**ACTIVITY:**
Print out the data below with every line intact.

**STORED DATA:**
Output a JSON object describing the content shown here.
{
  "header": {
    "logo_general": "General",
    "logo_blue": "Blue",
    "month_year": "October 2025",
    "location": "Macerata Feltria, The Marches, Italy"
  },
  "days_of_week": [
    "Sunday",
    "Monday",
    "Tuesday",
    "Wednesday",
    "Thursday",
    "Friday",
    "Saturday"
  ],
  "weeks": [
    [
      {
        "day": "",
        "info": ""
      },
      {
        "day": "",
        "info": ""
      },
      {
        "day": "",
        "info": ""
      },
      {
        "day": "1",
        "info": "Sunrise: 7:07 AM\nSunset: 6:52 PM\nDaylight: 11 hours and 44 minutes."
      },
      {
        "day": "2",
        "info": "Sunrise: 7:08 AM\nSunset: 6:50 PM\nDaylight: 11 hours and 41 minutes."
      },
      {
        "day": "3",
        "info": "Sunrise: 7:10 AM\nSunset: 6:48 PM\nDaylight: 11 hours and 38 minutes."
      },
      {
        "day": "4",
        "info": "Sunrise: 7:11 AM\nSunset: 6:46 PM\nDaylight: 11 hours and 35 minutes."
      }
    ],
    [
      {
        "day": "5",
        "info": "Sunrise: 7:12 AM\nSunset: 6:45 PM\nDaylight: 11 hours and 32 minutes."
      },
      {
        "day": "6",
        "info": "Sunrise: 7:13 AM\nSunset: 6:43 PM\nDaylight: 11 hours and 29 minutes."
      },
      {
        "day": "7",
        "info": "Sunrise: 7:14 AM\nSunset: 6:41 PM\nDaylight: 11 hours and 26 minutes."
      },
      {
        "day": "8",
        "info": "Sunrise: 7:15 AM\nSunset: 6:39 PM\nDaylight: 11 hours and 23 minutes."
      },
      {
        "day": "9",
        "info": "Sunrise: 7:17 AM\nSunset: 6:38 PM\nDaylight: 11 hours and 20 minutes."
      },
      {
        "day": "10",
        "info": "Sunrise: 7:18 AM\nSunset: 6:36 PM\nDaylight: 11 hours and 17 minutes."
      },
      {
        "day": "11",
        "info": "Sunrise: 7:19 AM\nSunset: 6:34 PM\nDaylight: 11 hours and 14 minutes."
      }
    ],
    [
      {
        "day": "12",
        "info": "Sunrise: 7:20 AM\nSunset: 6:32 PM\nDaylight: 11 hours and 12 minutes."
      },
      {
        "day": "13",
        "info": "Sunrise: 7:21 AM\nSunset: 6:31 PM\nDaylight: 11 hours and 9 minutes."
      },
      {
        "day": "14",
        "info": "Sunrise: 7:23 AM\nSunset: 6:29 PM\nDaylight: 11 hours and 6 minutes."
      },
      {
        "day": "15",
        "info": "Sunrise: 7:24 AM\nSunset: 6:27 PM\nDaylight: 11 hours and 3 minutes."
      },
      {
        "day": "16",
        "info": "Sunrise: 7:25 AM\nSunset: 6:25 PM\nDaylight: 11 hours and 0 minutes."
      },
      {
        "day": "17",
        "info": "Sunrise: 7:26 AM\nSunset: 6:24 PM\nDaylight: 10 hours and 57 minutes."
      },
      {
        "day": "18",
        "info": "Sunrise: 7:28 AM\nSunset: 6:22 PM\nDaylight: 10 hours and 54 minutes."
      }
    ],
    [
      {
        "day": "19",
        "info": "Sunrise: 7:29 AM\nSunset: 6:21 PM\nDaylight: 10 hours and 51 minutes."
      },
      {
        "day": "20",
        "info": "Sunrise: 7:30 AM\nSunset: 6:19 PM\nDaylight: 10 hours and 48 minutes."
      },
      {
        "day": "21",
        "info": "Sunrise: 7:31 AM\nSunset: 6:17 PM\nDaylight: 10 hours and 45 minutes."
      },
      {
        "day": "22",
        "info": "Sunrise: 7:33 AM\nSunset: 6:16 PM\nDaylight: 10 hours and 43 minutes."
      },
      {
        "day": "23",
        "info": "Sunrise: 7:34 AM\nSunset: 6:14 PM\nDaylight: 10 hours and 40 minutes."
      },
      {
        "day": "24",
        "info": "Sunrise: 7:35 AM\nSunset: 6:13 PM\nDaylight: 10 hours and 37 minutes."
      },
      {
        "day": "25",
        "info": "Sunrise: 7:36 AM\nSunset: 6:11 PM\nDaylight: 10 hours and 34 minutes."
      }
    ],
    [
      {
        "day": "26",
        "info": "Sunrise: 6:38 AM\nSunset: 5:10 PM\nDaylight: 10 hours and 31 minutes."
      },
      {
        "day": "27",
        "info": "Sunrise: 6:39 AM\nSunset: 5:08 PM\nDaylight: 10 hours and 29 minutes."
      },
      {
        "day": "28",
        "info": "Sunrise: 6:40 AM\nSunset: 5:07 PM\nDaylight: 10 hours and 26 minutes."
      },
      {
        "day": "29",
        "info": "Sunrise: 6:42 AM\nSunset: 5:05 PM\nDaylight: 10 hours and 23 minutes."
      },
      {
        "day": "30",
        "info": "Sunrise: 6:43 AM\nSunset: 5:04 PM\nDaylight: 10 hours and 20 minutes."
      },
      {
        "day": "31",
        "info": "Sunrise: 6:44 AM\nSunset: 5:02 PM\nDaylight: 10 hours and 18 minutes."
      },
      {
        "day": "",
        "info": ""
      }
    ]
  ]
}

**SOLUTION FOR THIS TASK:**
Output a JSON object describing the content shown here.
{
  "header": {
    "logo_general": "General",
    "logo_blue": "Blue",
    "month_year": "October 2025",
    "location": "Macerata Feltria, The Marches, Italy"
  },
  "days_of_week": [
    "Sunday",
    "Monday",
    "Tuesday",
    "Wednesday",
    "Thursday",
    "Friday",
    "Saturday"
  ],
  "weeks": [
    [
      {
        "day": "",
        "info": ""
      },
      {
        "day": "",
        "info": ""
      },
      {
        "day": "",
        "info": ""
      },
      {
        "day": "1",
        "info": "Sunrise: 7:07 AM\nSunset: 6:52 PM\nDaylight: 11 hours and 44 minutes."
      },
      {
        "day": "2",
        "info": "Sunrise: 7:08 AM\nSunset: 6:50 PM\nDaylight: 11 hours and 41 minutes."
      },
      {
        "day": "3",
        "info": "Sunrise: 7:10 AM\nSunset: 6:48 PM\nDaylight: 11 hours and 38 minutes."
      },
      {
        "day": "4",
        "info": "Sunrise: 7:11 AM\nSunset: 6:46 PM\nDaylight: 11 hours and 35 minutes."
      }
    ],
    [
      {
        "day": "5",
        "info": "Sunrise: 7:12 AM\nSunset: 6:45 PM\nDaylight: 11 hours and 32 minutes."
      },
      {
        "day": "6",
        "info": "Sunrise: 7:13 AM\nSunset: 6:43 PM\nDaylight: 11 hours and 29 minutes."
      },
      {
        "day": "7",
        "info": "Sunrise: 7:14 AM\nSunset: 6:41 PM\nDaylight: 11 hours and 26 minutes."
      },
      {
        "day": "8",
        "info": "Sunrise: 7:15 AM\nSunset: 6:39 PM\nDaylight: 11 hours and 23 minutes."
      },
      {
        "day": "9",
        "info": "Sunrise: 7:17 AM\nSunset: 6:38 PM\nDaylight: 11 hours and 20 minutes."
      },
      {
        "day": "10",
        "info": "Sunrise: 7:18 AM\nSunset: 6:36 PM\nDaylight: 11 hours and 17 minutes."
      },
      {
        "day": "11",
        "info": "Sunrise: 7:19 AM\nSunset: 6:34 PM\nDaylight: 11 hours and 14 minutes."
      }
    ],
    [
      {
        "day": "12",
        "info": "Sunrise: 7:20 AM\nSunset: 6:32 PM\nDaylight: 11 hours and 12 minutes."
      },
      {
        "day": "13",
        "info": "Sunrise: 7:21 AM\nSunset: 6:31 PM\nDaylight: 11 hours and 9 minutes."
      },
      {
        "day": "14",
        "info": "Sunrise: 7:23 AM\nSunset: 6:29 PM\nDaylight: 11 hours and 6 minutes."
      },
      {
        "day": "15",
        "info": "Sunrise: 7:24 AM\nSunset: 6:27 PM\nDaylight: 11 hours and 3 minutes."
      },
      {
        "day": "16",
        "info": "Sunrise: 7:25 AM\nSunset: 6:25 PM\nDaylight: 11 hours and 0 minutes."
      },
      {
        "day": "17",
        "info": "Sunrise: 7:26 AM\nSunset: 6:24 PM\nDaylight: 10 hours and 57 minutes."
      },
      {
        "day": "18",
        "info": "Sunrise: 7:28 AM\nSunset: 6:22 PM\nDaylight: 10 hours and 54 minutes."
      }
    ],
    [
      {
        "day": "19",
        "info": "Sunrise: 7:29 AM\nSunset: 6:21 PM\nDaylight: 10 hours and 51 minutes."
      },
      {
        "day": "20",
        "info": "Sunrise: 7:30 AM\nSunset: 6:19 PM\nDaylight: 10 hours and 48 minutes."
      },
      {
        "day": "21",
        "info": "Sunrise: 7:31 AM\nSunset: 6:17 PM\nDaylight: 10 hours and 45 minutes."
      },
      {
        "day": "22",
        "info": "Sunrise: 7:33 AM\nSunset: 6:16 PM\nDaylight: 10 hours and 43 minutes."
      },
      {
        "day": "23",
        "info": "Sunrise: 7:34 AM\nSunset: 6:14 PM\nDaylight: 10 hours and 40 minutes."
      },
      {
        "day": "24",
        "info": "Sunrise: 7:35 AM\nSunset: 6:13 PM\nDaylight: 10 hours and 37 minutes."
      },
      {
        "day": "25",
        "info": "Sunrise: 7:36 AM\nSunset: 6:11 PM\nDaylight: 10 hours and 34 minutes."
      }
    ],
    [
      {
        "day": "26",
        "info": "Sunrise: 6:38 AM\nSunset: 5:10 PM\nDaylight: 10 hours and 31 minutes."
      },
      {
        "day": "27",
        "info": "Sunrise: 6:39 AM\nSunset: 5:08 PM\nDaylight: 10 hours and 29 minutes."
      },
      {
        "day": "28",
        "info": "Sunrise: 6:40 AM\nSunset: 5:07 PM\nDaylight: 10 hours and 26 minutes."
      },
      {
        "day": "29",
        "info": "Sunrise: 6:42 AM\nSunset: 5:05 PM\nDaylight: 10 hours and 23 minutes."
      },
      {
        "day": "30",
        "info": "Sunrise: 6:43 AM\nSunset: 5:04 PM\nDaylight: 10 hours and 20 minutes."
      },
      {
        "day": "31",
        "info": "Sunrise: 6:44 AM\nSunset: 5:02 PM\nDaylight: 10 hours and 18 minutes."
      },
      {
        "day": "",
        "info": ""
      }
    ]
  ]
}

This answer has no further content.